Other minor cannabinoids found in cannabis and hemp such as cannabidiolic acid (CBDA), which is the acidic precursor form of CBD, have been found to have similar effects to CBD. When studied by GW Pharmaceuticals in animals, it seemed to have better absorption when taken orally. They also looked at another minor cannabinoid called cannabidivarin (CBDV) and they found it can also promote anandamide to help calm down the central nervous system. It had additive effects when used with CBD but was not that beneficial when used alone even in high doses. Another study also found it useful as an add-on therapy for focal seizures.
Before starting to use cannabis for a seizure disorder, make sure you speak with your physicians. It’s important to get blood tests and to pay close attention to your anti-seizure drug levels while using cannabis. Because cannabis can interfere with the metabolism of some prescription medications, it can cause toxic levels of your anti-seizure medicines to accumulate in your body.
Got cannabis questions? Ask Doctor Leigh. Send your questions to GreenState’s Managing Editor Elissa Esher at email@example.com and keep an eye out for new answers from Dr. Leigh Vinocur every month.
Dr. Leigh Vinocur is a board-certified emergency physician who also has a cannabis consulting practice for patients and industry. She is a member of the Society of Cannabis Clinicians and a graduate of the inaugural class, with the first Master of Science in the country in Medical Cannabis Science and Therapeutics from the University of Maryland School of Pharmacy.

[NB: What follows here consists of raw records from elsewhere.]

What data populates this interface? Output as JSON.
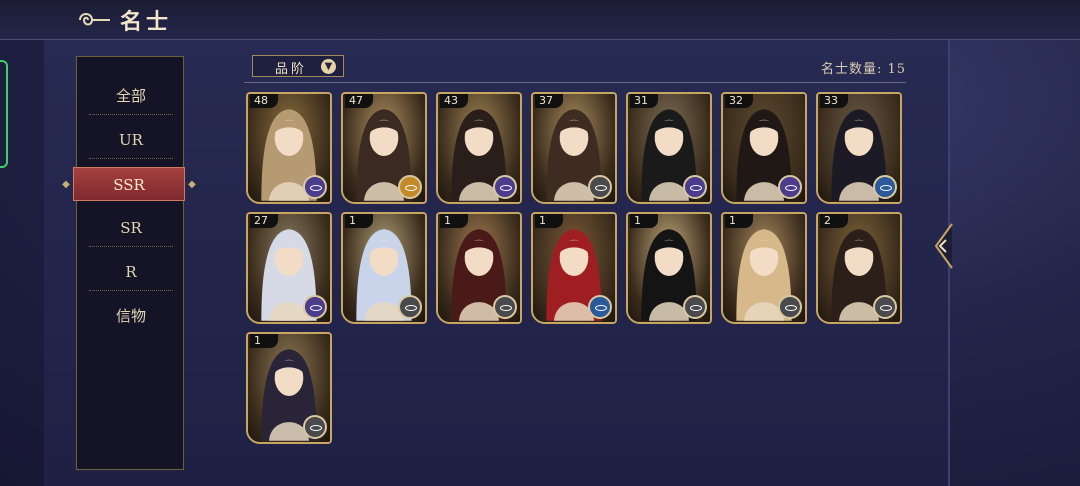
{
  "header": {
    "title": "名士",
    "icon": "cloud-swirl-icon"
  },
  "nav": {
    "items": [
      {
        "label": "全部"
      },
      {
        "label": "UR"
      },
      {
        "label": "SSR"
      },
      {
        "label": "SR"
      },
      {
        "label": "R"
      },
      {
        "label": "信物"
      }
    ],
    "active": "SSR"
  },
  "filter": {
    "label": "品阶",
    "icon": "chevron-down-icon"
  },
  "count_text": "名士数量: 15",
  "colors": {
    "active_tab": "#a5403f",
    "card_border": "#c7a664",
    "accent_gold": "#c9ae72"
  },
  "cards": [
    {
      "level": "48",
      "badge": "purple",
      "hair": "#b59a72",
      "bg": "#8a6d3c"
    },
    {
      "level": "47",
      "badge": "orange",
      "hair": "#3a2a22",
      "bg": "#b09060"
    },
    {
      "level": "43",
      "badge": "purple",
      "hair": "#2a1e1a",
      "bg": "#9f8454"
    },
    {
      "level": "37",
      "badge": "gray",
      "hair": "#3e2c22",
      "bg": "#a98d5e"
    },
    {
      "level": "31",
      "badge": "purple",
      "hair": "#1a1a1a",
      "bg": "#807058"
    },
    {
      "level": "32",
      "badge": "purple",
      "hair": "#201814",
      "bg": "#5e4a30"
    },
    {
      "level": "33",
      "badge": "blue",
      "hair": "#1c1a24",
      "bg": "#6a5a48"
    },
    {
      "level": "27",
      "badge": "purple",
      "hair": "#d6dae6",
      "bg": "#8a7a60"
    },
    {
      "level": "1",
      "badge": "gray",
      "hair": "#c9d4ea",
      "bg": "#b0a078"
    },
    {
      "level": "1",
      "badge": "gray",
      "hair": "#4a1a18",
      "bg": "#a07a50"
    },
    {
      "level": "1",
      "badge": "blue",
      "hair": "#9e1e22",
      "bg": "#7a5a38"
    },
    {
      "level": "1",
      "badge": "gray",
      "hair": "#141414",
      "bg": "#c0a87a"
    },
    {
      "level": "1",
      "badge": "gray",
      "hair": "#d6b88a",
      "bg": "#a88a60"
    },
    {
      "level": "2",
      "badge": "gray",
      "hair": "#2c1e18",
      "bg": "#7e6238"
    },
    {
      "level": "1",
      "badge": "gray",
      "hair": "#2a2438",
      "bg": "#8e7a54"
    }
  ]
}
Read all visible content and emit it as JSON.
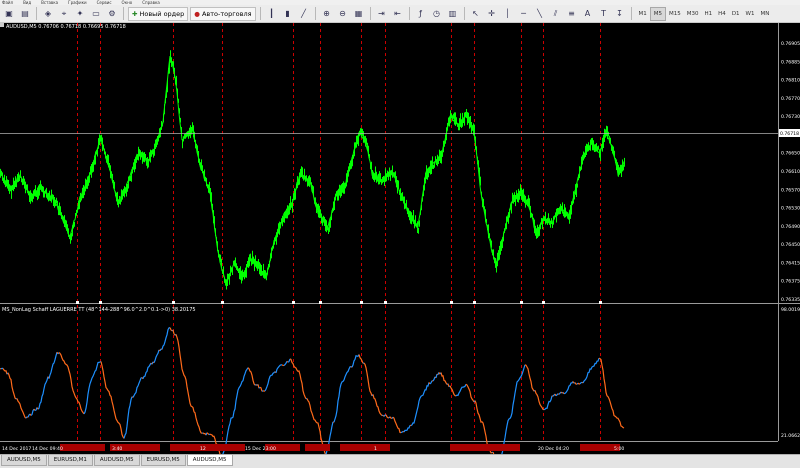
{
  "menu": [
    "Файл",
    "Вид",
    "Вставка",
    "Графики",
    "Сервис",
    "Окно",
    "Справка"
  ],
  "toolbar": {
    "new_order_label": "Новый ордер",
    "autotrading_label": "Авто-торговля",
    "timeframes": [
      "M1",
      "M5",
      "M15",
      "M30",
      "H1",
      "H4",
      "D1",
      "W1",
      "MN"
    ],
    "active_timeframe": "M5"
  },
  "chart": {
    "title": "AUDUSD,M5  0.76706 0.76718 0.76695 0.76718",
    "price_axis": [
      "0.76905",
      "0.76885",
      "0.76810",
      "0.76770",
      "0.76730",
      "0.76690",
      "0.76650",
      "0.76610",
      "0.76570",
      "0.76530",
      "0.76490",
      "0.76450",
      "0.76415",
      "0.76375",
      "0.76335"
    ],
    "current_price": "0.76718",
    "colors": {
      "price_line": "#00ff00",
      "background": "#000000",
      "period_lines": "#ff0000",
      "osc_up": "#1e90ff",
      "osc_down": "#ff6a1a"
    }
  },
  "indicator": {
    "title": "MS_NonLag Schaff LAGUERRE TT (48^144-288^96.0^2.0^0.1->0) 38.20175",
    "axis_top": "98.00197",
    "axis_bottom": "21.06621"
  },
  "time_axis": [
    "14 Dec 2017",
    "14 Dec 09:40",
    "3:40",
    "12",
    "15 Dec 23:00",
    "1",
    "20 Dec 04:20",
    "5:00"
  ],
  "tabs": [
    "AUDUSD,M5",
    "EURUSD,M1",
    "AUDUSD,M5",
    "EURUSD,M5",
    "AUDUSD,M5"
  ],
  "active_tab": 4
}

For more advice from Dr. Leigh and other cannabis-informed healthcare professionals Dr. Leslie Matthews and Dr. Hal Altman, listen to “Cannabis Grand Rounds” here:
The response to this question was not written or edited by Hearst. The authors are solely responsible for the content.